When Pastor Paul is ready to go and has put together the food parcels consisting of 2lbs of rice, a quart of cooking oil and a few potatoes or some other vegetable (enough for 1 or 2 days) he loads up his motorcycle and heads out. He can only carry enough for 7 families at a time so he has to make several trips. When he gets to the villages he is sometimes mobbed by the villagers despite the gathering restrictions and social distancing requirements that their government has put in place, because they have such need. The problem is that Paul could be arrested for creating that situation, but people are so desperate that it is hard to keep them from gathering to get even a little bit of food.
Pastor Paul is pleading for donations to meet this need. If you are wondering whether your donation can make a difference, I promise you it will and does.

My Friend Pastor Paul

This post is to introduce Pastor Paul. Pastor Paul is like one of those people, who, when you meet them you think is this guy for real. I will explain in a bit. Keep reading.

I met Paul at a LCMC yearly conference in Omaha, Ne.. LCMC, Lutheran Churches in Mission for Christ, invites Paul, who is an ordained Lutheran pastor in Myanmar, every year for the past 15 years. Last year, for financial and other reasons, was one of 3 times that he has actually been able to make it. 

My wife and I met Paul when we were on our way to a breakout session after lunch and we stopped by this booth that he had set up. He had this traditional Burmese outfit on display and we stopped to inquire about it. Paul was very enthusiastic and friendly. We only had a few minutes to chat, but after we left I felt compelled to talk with him some more. So I went back to his booth to find him and set up a time that we could meet up and talk. When we got together later that afternoon and started talking we were instantly connected. We sat for forty-five minutes and he told me about himself, his family and his ministry. We laughed and cried together. Afterwards, I told my wife what happened and what we talked about and we felt compelled to invite this perfect stranger, who felt like an old friend, to stay with us for a few days and to speak at our church before he went back home. 

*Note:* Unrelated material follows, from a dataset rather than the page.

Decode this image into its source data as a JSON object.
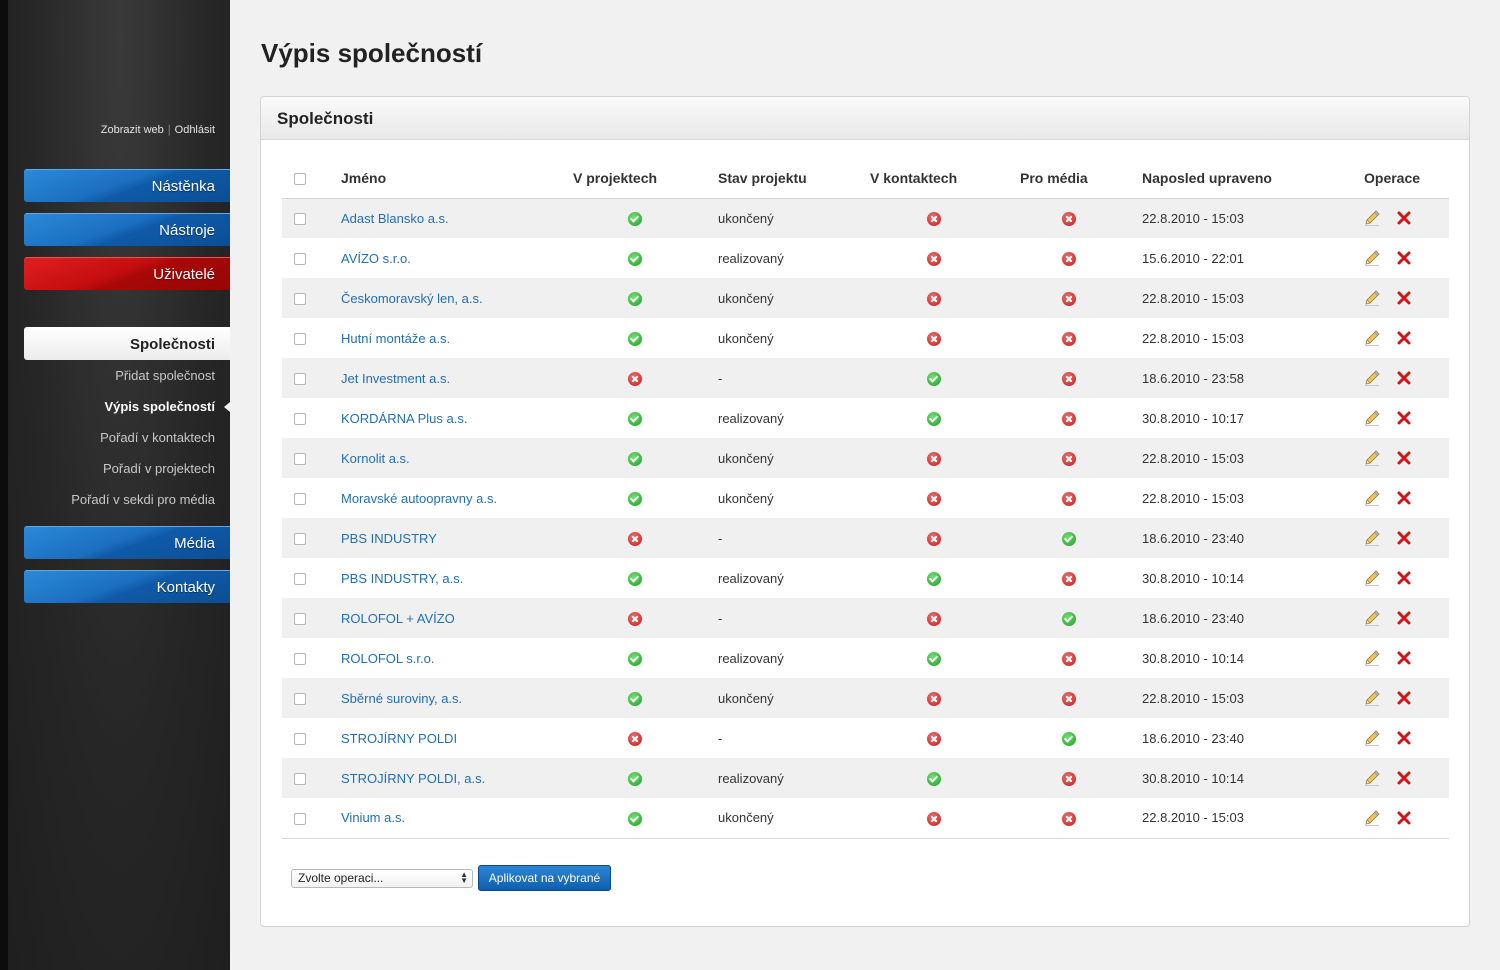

He graciously accepted and we flew him to Chicago to stay a few days with us and we got to know him and his family who we FaceTimed in Myanmar one day. He played the guitar and sang a familiar hymn, ‘God will make a way’, but in Burmese. We spent the day In Chicago and had dinner with my in laws at their house. He was the perfect house guest. When he left to go back home it was like saying goodbye to an old friend.I said earlier that Pastor Paul was someone that after you meet him you just ask yourself is this guy for real. The reason why I say this is, because here in America most Christians, including myself, say that we are dependent on Gods provision and that we trust him to take care of us. The truth though, if we are honest is that we Don’t fully trust God. We might trust the bank account balance and we might credit God for it and then make a budget to pay our bills and our mortgage and to buy groceries so that we know how much discretionary funds we might have to go out to eat or waste on something else we don’t need. Ok, sorry I digress. Pastor Paul on the other hand walks day to day trusting God to provide for him and his family. Each day brings what God provides. 
After knowing Paul for about 6 months now and really getting to know his heart talking with him and working with him to help those in his native land, I can say that he is the real deal. His passion for God’s people to be saved comes out in everything about him. I hope that you will follow this blog and get to know Pastor Paul and the people of Myanmar who he ministers to.